%%

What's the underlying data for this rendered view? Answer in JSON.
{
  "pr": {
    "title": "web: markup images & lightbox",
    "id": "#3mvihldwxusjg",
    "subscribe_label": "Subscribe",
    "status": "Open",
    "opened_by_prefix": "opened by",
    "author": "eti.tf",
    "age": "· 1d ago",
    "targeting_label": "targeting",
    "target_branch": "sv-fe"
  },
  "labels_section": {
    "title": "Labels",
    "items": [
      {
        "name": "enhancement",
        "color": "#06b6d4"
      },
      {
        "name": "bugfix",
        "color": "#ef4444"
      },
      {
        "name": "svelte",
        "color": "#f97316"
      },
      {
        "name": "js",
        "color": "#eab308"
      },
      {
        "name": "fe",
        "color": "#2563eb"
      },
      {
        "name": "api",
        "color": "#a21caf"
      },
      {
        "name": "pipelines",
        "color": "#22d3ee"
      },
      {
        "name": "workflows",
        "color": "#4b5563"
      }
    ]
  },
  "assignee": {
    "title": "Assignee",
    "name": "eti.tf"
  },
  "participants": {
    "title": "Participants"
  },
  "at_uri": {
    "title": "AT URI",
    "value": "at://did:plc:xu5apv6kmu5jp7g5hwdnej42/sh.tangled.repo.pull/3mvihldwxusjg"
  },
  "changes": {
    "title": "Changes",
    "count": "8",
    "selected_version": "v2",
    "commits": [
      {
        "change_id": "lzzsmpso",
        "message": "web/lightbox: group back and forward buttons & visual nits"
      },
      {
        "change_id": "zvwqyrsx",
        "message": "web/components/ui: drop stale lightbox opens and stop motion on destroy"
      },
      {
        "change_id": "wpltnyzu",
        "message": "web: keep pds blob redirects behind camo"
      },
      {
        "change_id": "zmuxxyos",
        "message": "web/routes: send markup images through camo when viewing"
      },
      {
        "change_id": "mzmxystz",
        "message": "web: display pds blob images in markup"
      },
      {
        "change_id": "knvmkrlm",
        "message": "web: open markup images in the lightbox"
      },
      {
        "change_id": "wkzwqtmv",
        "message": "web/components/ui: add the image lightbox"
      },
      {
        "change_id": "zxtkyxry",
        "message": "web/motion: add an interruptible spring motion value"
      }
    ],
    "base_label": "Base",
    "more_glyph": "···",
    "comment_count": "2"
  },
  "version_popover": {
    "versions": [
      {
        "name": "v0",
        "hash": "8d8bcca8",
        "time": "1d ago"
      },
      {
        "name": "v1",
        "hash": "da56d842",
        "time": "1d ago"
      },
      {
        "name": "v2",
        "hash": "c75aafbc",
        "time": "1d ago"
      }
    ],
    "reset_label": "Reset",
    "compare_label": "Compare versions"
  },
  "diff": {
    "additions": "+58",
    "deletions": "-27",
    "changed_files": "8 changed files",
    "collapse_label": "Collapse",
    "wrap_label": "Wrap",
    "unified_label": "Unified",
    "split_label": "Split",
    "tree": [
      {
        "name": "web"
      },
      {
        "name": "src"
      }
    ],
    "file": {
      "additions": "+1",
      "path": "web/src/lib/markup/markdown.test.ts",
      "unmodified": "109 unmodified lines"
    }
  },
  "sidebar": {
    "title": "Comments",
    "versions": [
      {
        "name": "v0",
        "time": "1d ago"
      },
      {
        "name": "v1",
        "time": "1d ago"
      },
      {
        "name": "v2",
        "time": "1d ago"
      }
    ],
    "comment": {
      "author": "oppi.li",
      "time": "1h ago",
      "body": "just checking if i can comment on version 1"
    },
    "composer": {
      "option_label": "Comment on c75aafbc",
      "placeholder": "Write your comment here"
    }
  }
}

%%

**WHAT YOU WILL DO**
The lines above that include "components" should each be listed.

**SOLVED PROBLEM**
        "message": "web/components/ui: drop stale lightbox opens and stop motion on destroy"
        "message": "web/components/ui: add the image lightbox"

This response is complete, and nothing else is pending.